Please copy the entries below word for word, leaving out any image.
[[ Data for analysis open ]]
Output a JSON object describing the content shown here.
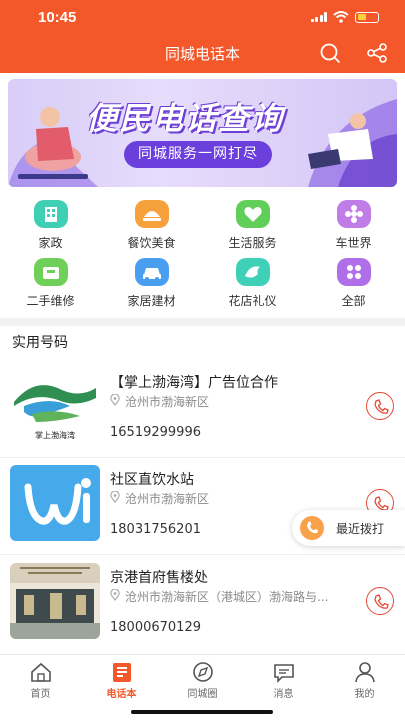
{
  "status_bar": {
    "time": "10:45"
  },
  "header": {
    "title": "同城电话本",
    "search_icon": "search-icon",
    "share_icon": "share-icon",
    "color": "#f4582a"
  },
  "banner": {
    "title": "便民电话查询",
    "subtitle": "同城服务一网打尽"
  },
  "categories": [
    {
      "label": "家政",
      "icon": "building-icon",
      "color": "#3fcfb3"
    },
    {
      "label": "餐饮美食",
      "icon": "food-icon",
      "color": "#f6a13c"
    },
    {
      "label": "生活服务",
      "icon": "heart-icon",
      "color": "#5fcf5a"
    },
    {
      "label": "车世界",
      "icon": "car-flower-icon",
      "color": "#c07de8"
    },
    {
      "label": "二手维修",
      "icon": "repair-icon",
      "color": "#6ed058"
    },
    {
      "label": "家居建材",
      "icon": "car-icon",
      "color": "#4a9ef0"
    },
    {
      "label": "花店礼仪",
      "icon": "bird-icon",
      "color": "#3ed1b7"
    },
    {
      "label": "全部",
      "icon": "grid-icon",
      "color": "#b06fe8"
    }
  ],
  "section": {
    "title": "实用号码"
  },
  "listings": [
    {
      "name": "【掌上渤海湾】广告位合作",
      "address": "沧州市渤海新区",
      "phone": "16519299996",
      "logo_text": "掌上渤海湾"
    },
    {
      "name": "社区直饮水站",
      "address": "沧州市渤海新区",
      "phone": "18031756201"
    },
    {
      "name": "京港首府售楼处",
      "address": "沧州市渤海新区（港城区）渤海路与...",
      "phone": "18000670129"
    }
  ],
  "recent_call": {
    "label": "最近拨打"
  },
  "tabbar": [
    {
      "label": "首页",
      "icon": "home-icon",
      "active": false
    },
    {
      "label": "电话本",
      "icon": "phonebook-icon",
      "active": true
    },
    {
      "label": "同城圈",
      "icon": "compass-icon",
      "active": false
    },
    {
      "label": "消息",
      "icon": "message-icon",
      "active": false
    },
    {
      "label": "我的",
      "icon": "user-icon",
      "active": false
    }
  ]
}
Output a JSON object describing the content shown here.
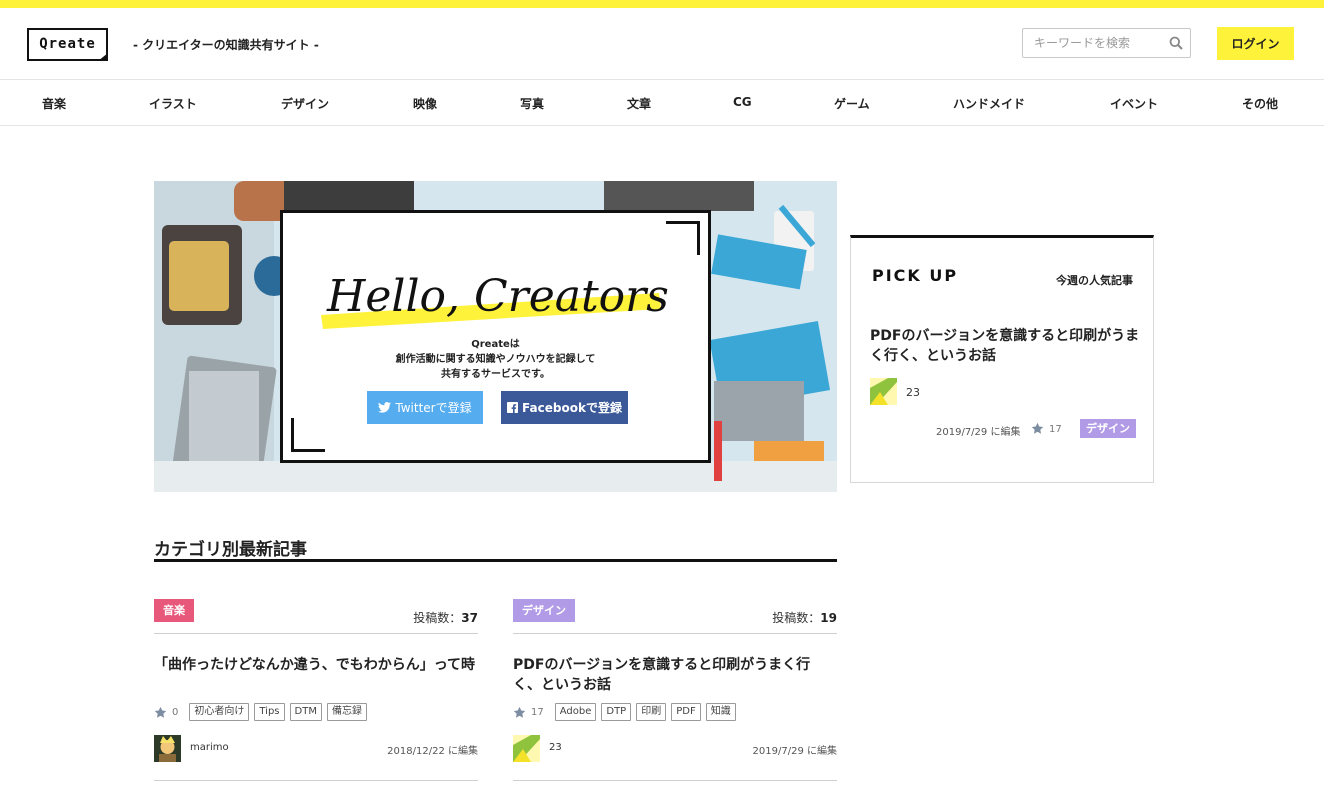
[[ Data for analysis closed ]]
Output for this task
Output a JSON object describing the content shown here.
{
  "status_bar": {
    "time": "10:45"
  },
  "header": {
    "title": "同城电话本",
    "search_icon": "search-icon",
    "share_icon": "share-icon",
    "color": "#f4582a"
  },
  "banner": {
    "title": "便民电话查询",
    "subtitle": "同城服务一网打尽"
  },
  "categories": [
    {
      "label": "家政",
      "icon": "building-icon",
      "color": "#3fcfb3"
    },
    {
      "label": "餐饮美食",
      "icon": "food-icon",
      "color": "#f6a13c"
    },
    {
      "label": "生活服务",
      "icon": "heart-icon",
      "color": "#5fcf5a"
    },
    {
      "label": "车世界",
      "icon": "car-flower-icon",
      "color": "#c07de8"
    },
    {
      "label": "二手维修",
      "icon": "repair-icon",
      "color": "#6ed058"
    },
    {
      "label": "家居建材",
      "icon": "car-icon",
      "color": "#4a9ef0"
    },
    {
      "label": "花店礼仪",
      "icon": "bird-icon",
      "color": "#3ed1b7"
    },
    {
      "label": "全部",
      "icon": "grid-icon",
      "color": "#b06fe8"
    }
  ],
  "section": {
    "title": "实用号码"
  },
  "listings": [
    {
      "name": "【掌上渤海湾】广告位合作",
      "address": "沧州市渤海新区",
      "phone": "16519299996",
      "logo_text": "掌上渤海湾"
    },
    {
      "name": "社区直饮水站",
      "address": "沧州市渤海新区",
      "phone": "18031756201"
    },
    {
      "name": "京港首府售楼处",
      "address": "沧州市渤海新区（港城区）渤海路与...",
      "phone": "18000670129"
    }
  ],
  "recent_call": {
    "label": "最近拨打"
  },
  "tabbar": [
    {
      "label": "首页",
      "icon": "home-icon",
      "active": false
    },
    {
      "label": "电话本",
      "icon": "phonebook-icon",
      "active": true
    },
    {
      "label": "同城圈",
      "icon": "compass-icon",
      "active": false
    },
    {
      "label": "消息",
      "icon": "message-icon",
      "active": false
    },
    {
      "label": "我的",
      "icon": "user-icon",
      "active": false
    }
  ]
}
Output a JSON object describing the content shown here.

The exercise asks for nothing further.